The cocktail bar of the Carlton (1) is just the place for a sophisticated pre-prandial tipple. Be warned though - a drink will cost you a rather less-than-relaxing price. Sip slowly and drink to great stars of the past: Errol, Lana, Ava.


The smart dining district in Cannes is Mougins, to the north of the town, but you'll find better value in the side streets off the Rue d'Antibes, with set menus of between £7-£20. Fish is a speciality: look out for creamy hake and munch it with mesclun, a Provencal salad with nine kinds of bitterish leaves. To sample a local wine order Domaine la Bouderry, a rich rose.

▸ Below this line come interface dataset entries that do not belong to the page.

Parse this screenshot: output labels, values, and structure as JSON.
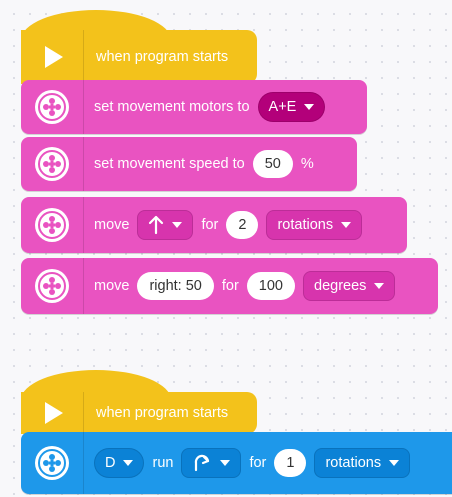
{
  "stack1": {
    "hat_label": "when program starts",
    "blocks": {
      "motors": {
        "text": "set movement motors to",
        "value": "A+E"
      },
      "speed": {
        "text": "set movement speed to",
        "value": "50",
        "unit": "%"
      },
      "move1": {
        "text": "move",
        "direction_icon": "arrow-up-icon",
        "for": "for",
        "value": "2",
        "unit": "rotations"
      },
      "move2": {
        "text": "move",
        "steer": "right: 50",
        "for": "for",
        "value": "100",
        "unit": "degrees"
      }
    }
  },
  "stack2": {
    "hat_label": "when program starts",
    "run_block": {
      "port": "D",
      "run": "run",
      "direction_icon": "clockwise-icon",
      "for": "for",
      "value": "1",
      "unit": "rotations"
    }
  },
  "colors": {
    "event_yellow": "#f3c21b",
    "movement_pink": "#e953c1",
    "motor_blue": "#1e98ea"
  },
  "icons": [
    "play-icon",
    "motor-icon",
    "dropdown-caret-icon"
  ]
}
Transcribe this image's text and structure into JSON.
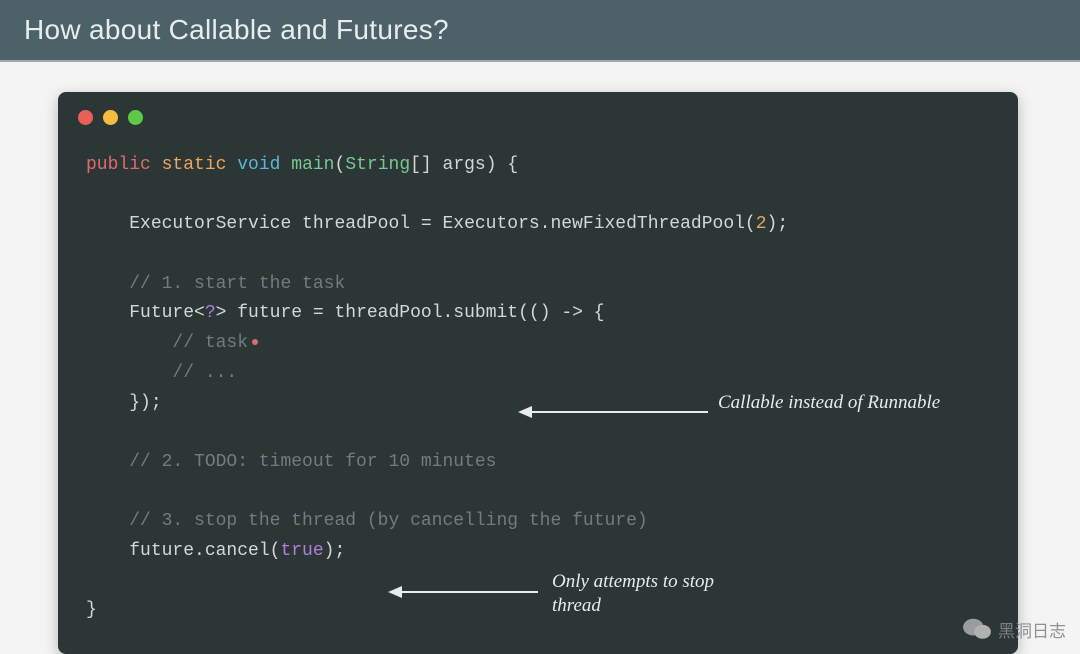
{
  "header": {
    "title": "How about Callable and Futures?"
  },
  "code": {
    "kw_public": "public",
    "kw_static": "static",
    "kw_void": "void",
    "fn_main": "main",
    "type_string": "String",
    "args": "[] args) {",
    "exec_line_a": "ExecutorService threadPool = Executors.newFixedThreadPool(",
    "exec_pool_size": "2",
    "exec_line_b": ");",
    "comment_start": "// 1. start the task",
    "future_decl_a": "Future<",
    "future_generic": "?",
    "future_decl_b": "> future = threadPool.submit(() -> {",
    "comment_task": "// task",
    "comment_dots": "// ...",
    "close_lambda": "});",
    "comment_todo": "// 2. TODO: timeout for 10 minutes",
    "comment_stop": "// 3. stop the thread (by cancelling the future)",
    "cancel_a": "future.cancel(",
    "cancel_bool": "true",
    "cancel_b": ");",
    "close_brace": "}"
  },
  "annotations": {
    "callable": "Callable instead of Runnable",
    "stop1": "Only attempts to stop",
    "stop2": "thread"
  },
  "watermark": {
    "text": "黑洞日志"
  }
}
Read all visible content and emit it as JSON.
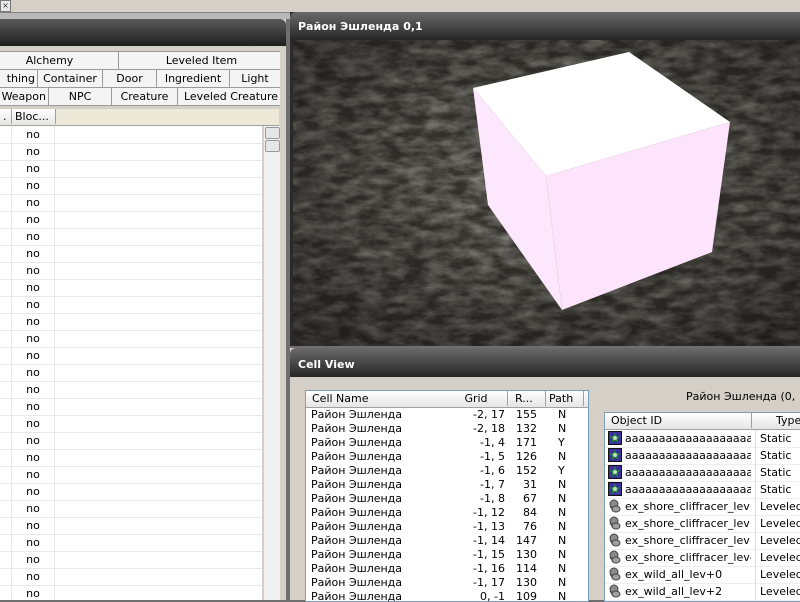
{
  "topbar": {
    "close_glyph": "×"
  },
  "object_window": {
    "tabs_row1": [
      "Alchemy",
      "Leveled Item"
    ],
    "tabs_row2": [
      "thing",
      "Container",
      "Door",
      "Ingredient",
      "Light"
    ],
    "tabs_row3": [
      "Weapon",
      "NPC",
      "Creature",
      "Leveled Creature"
    ],
    "columns": [
      ".",
      "Bloc..."
    ],
    "rows": [
      "no",
      "no",
      "no",
      "no",
      "no",
      "no",
      "no",
      "no",
      "no",
      "no",
      "no",
      "no",
      "no",
      "no",
      "no",
      "no",
      "no",
      "no",
      "no",
      "no",
      "no",
      "no",
      "no",
      "no",
      "no",
      "no",
      "no",
      "no"
    ]
  },
  "render_window": {
    "title": "Район Эшленда 0,1"
  },
  "cell_view": {
    "title": "Cell View",
    "cell_columns": [
      "Cell Name",
      "Grid",
      "R...",
      "Path"
    ],
    "cells": [
      {
        "name": "Район Эшленда",
        "grid": "-2, 17",
        "refs": "155",
        "path": "N"
      },
      {
        "name": "Район Эшленда",
        "grid": "-2, 18",
        "refs": "132",
        "path": "N"
      },
      {
        "name": "Район Эшленда",
        "grid": "-1, 4",
        "refs": "171",
        "path": "Y"
      },
      {
        "name": "Район Эшленда",
        "grid": "-1, 5",
        "refs": "126",
        "path": "N"
      },
      {
        "name": "Район Эшленда",
        "grid": "-1, 6",
        "refs": "152",
        "path": "Y"
      },
      {
        "name": "Район Эшленда",
        "grid": "-1, 7",
        "refs": "31",
        "path": "N"
      },
      {
        "name": "Район Эшленда",
        "grid": "-1, 8",
        "refs": "67",
        "path": "N"
      },
      {
        "name": "Район Эшленда",
        "grid": "-1, 12",
        "refs": "84",
        "path": "N"
      },
      {
        "name": "Район Эшленда",
        "grid": "-1, 13",
        "refs": "76",
        "path": "N"
      },
      {
        "name": "Район Эшленда",
        "grid": "-1, 14",
        "refs": "147",
        "path": "N"
      },
      {
        "name": "Район Эшленда",
        "grid": "-1, 15",
        "refs": "130",
        "path": "N"
      },
      {
        "name": "Район Эшленда",
        "grid": "-1, 16",
        "refs": "114",
        "path": "N"
      },
      {
        "name": "Район Эшленда",
        "grid": "-1, 17",
        "refs": "130",
        "path": "N"
      },
      {
        "name": "Район Эшленда",
        "grid": "0, -1",
        "refs": "109",
        "path": "N"
      }
    ],
    "selected_cell_label": "Район Эшленда (0, 1) 0",
    "ref_columns": [
      "Object ID",
      "Type"
    ],
    "refs": [
      {
        "id": "aaaaaaaaaaaaaaaaaaaa...",
        "type": "Static",
        "icon": "static-icon"
      },
      {
        "id": "aaaaaaaaaaaaaaaaaaaa...",
        "type": "Static",
        "icon": "static-icon"
      },
      {
        "id": "aaaaaaaaaaaaaaaaaaaa...",
        "type": "Static",
        "icon": "static-icon"
      },
      {
        "id": "aaaaaaaaaaaaaaaaaaaa...",
        "type": "Static",
        "icon": "static-icon"
      },
      {
        "id": "ex_shore_cliffracer_lev+0",
        "type": "Leveled",
        "icon": "leveled-creature-icon"
      },
      {
        "id": "ex_shore_cliffracer_lev+0",
        "type": "Leveled",
        "icon": "leveled-creature-icon"
      },
      {
        "id": "ex_shore_cliffracer_lev+0",
        "type": "Leveled",
        "icon": "leveled-creature-icon"
      },
      {
        "id": "ex_shore_cliffracer_lev-2",
        "type": "Leveled",
        "icon": "leveled-creature-icon"
      },
      {
        "id": "ex_wild_all_lev+0",
        "type": "Leveled",
        "icon": "leveled-creature-icon"
      },
      {
        "id": "ex_wild_all_lev+2",
        "type": "Leveled",
        "icon": "leveled-creature-icon"
      }
    ]
  }
}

From fishing village to glitzy resort


If you can bear an early start, head first thing to the fruit and flower market at the Porte de la Misericorde (13). The rest of the tourists will still be still asleep and you can marvel at perfect tiny carnations, dark velvety roses, violet-skinned garlic, fat vine tomatoes, glistening seasonal fruit and chocolate fish wrapped in silver, exquisitely displayed in jewel- like arrangements.


Cannes is full of flowers but, if you're fed up with glamour, try a football match instead. Fixtures are detailed in the local paper, Nice-Matin, and, although Cannes has a team, regional hopes are pinned on the Bleus of Nice.


Cross the Voie Rapide towards Le Cannet, along the Boulevard de la Republique, for snack bars and the little places that do traditional dishes such as rabbit with polenta, a taste of the old Provence - one which had to scratch a living from the rocky soil before life got lush on the tourist trade.


Forget the dazzling summer firework displays, the entire length of the Croisette is lit up at night all year round, in many ways. Yachts glide in the bay, while beauties of both sexes stroll up and down. If you're feeling flush, enter the red velvet womb of a casino. If not, enjoy the champagne sparkle of the boulevard for free.